This alone is kind of funny. Imagine a group of kids at a Texas high school in 1969, avidly reading Mervyn Peake and sitting together in the school lunchroom to talk Gormenghast.
So: In the dream my friend Allen and I, together with Cooper Renner, were roving about England (generic, bucolic rural England) scouting locations for our own film based on Peake’s Gormenghast books.
She was skinny, quick-witted, disarmingly unprofessional, alternating between stand-up patter, bardic intonations, and the hypnotic emotional sway of a chanteuse, and she was sexy in an androgynous way I hadn’t encountered before. The elements cohered convincingly; she seemed both entirely new and somehow long-anticipated. For me at nineteen, the show was an epiphany.
Springtime 1976, I was living in the cinderblock building on the glorified median strip there where they split Highway 13, and one day I went over to this one girl’s apartment, she lived right by the guy who dealt me speed, and she said, “Hey, you know who you remind me of? You remind me of Patti Smith!”
Gave her a possum grin I’m still grinning.
Is it boring? Does it involve a musician? Will everyone on the internet go, “Pft! Are you kidding? Is that it? Your story?”
Congratulations. Post it here.
I made it to the Hall of Tedium on Christmas Day with my Dave Davies story:
Dave Davies wanted some tortilla chips.
Clusterflock friend Pete Ashton’s Belinda Carlisle story was a Boxing Day feature:
I sold Belinda Carlisle a book about giant squids.
because to now I have posted 1964 posts. So this will be 1965. And that was a beautiful year.
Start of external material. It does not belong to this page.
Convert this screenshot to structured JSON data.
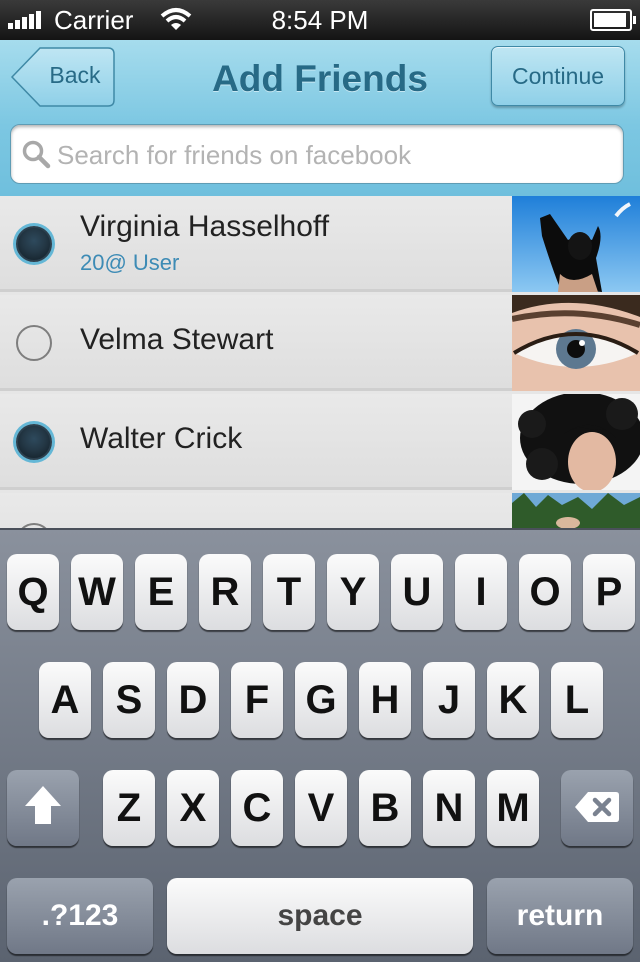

I was just old enough to know that I wanted to be a grown-up woman. In 1965.
At least one of those grown-up women in the movies. Or to have a hit record.
My car is a Kia.
I drive to IKEA.
I had Chick-fil-A for lunch.
“You can take [your stress] out on my cock. She’s tough. She can take it.”
Please disregard my recent emails. Forget about the phone messages, too. I know I sounded angry and excited, but I’ve had a chance to think things over and I don’t feel the same as I did when I said all of those hurtful words. I won’t apologize for the basis of my comments—I have a right to my own opinions, especially because they are correct—but regret your exposure to that barrage of toxicity. And the physical threats. You’ll notice I did not say “sorry.” That word is for the weak.
There are at least fifty things about her you cannot stand. Maybe a thousand:
She is soft and smells nice. Talks on the phone all day. Makes your favorite meals without being asked. Throws your Maxim magazines on the floor when she’s angry with you. Is sad when an animal gets hurt. Loses your car keys. Asks your opinion and listens to your response as if it matters. There’s more.
I didn’t have the milk-to-cereal ratio right so I got back up.